▸ ASSIGNMENT:
In the entries below, how many lines contain the string "name"? Respond with the number only.

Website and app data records

----

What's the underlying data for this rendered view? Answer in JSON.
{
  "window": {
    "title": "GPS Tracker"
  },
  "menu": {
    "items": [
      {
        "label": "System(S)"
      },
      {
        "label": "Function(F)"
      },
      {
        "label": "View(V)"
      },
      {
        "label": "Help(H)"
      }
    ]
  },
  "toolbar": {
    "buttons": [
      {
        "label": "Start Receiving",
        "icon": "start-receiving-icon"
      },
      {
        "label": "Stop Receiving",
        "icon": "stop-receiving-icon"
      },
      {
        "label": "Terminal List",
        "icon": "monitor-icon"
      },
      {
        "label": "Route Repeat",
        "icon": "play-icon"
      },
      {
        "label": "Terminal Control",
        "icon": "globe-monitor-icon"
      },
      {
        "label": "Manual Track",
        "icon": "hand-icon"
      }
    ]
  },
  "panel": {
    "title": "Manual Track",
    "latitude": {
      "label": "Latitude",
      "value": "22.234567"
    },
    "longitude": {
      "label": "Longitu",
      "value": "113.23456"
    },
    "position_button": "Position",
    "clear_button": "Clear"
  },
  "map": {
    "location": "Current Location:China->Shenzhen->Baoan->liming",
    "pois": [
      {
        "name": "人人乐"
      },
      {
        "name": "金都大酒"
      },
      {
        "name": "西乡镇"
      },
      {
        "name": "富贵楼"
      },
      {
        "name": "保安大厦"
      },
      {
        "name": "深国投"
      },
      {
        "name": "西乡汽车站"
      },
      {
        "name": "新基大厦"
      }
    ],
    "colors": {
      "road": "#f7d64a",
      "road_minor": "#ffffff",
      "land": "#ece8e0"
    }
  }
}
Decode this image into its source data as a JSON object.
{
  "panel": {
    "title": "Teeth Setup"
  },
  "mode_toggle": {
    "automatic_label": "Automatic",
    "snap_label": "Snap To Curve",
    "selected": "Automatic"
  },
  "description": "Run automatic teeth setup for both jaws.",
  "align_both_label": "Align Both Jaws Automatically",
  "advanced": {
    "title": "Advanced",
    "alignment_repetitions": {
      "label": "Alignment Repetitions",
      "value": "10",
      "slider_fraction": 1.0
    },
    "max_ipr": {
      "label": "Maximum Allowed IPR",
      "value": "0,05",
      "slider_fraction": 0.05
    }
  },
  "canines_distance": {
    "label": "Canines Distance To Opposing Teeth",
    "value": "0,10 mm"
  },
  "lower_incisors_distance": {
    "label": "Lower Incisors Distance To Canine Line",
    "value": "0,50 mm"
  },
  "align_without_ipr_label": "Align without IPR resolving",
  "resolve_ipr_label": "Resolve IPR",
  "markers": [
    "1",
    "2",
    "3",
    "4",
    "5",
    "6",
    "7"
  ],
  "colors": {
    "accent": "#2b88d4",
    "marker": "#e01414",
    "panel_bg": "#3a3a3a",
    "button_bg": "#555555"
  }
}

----

▸ WRITTEN SOLUTION:
8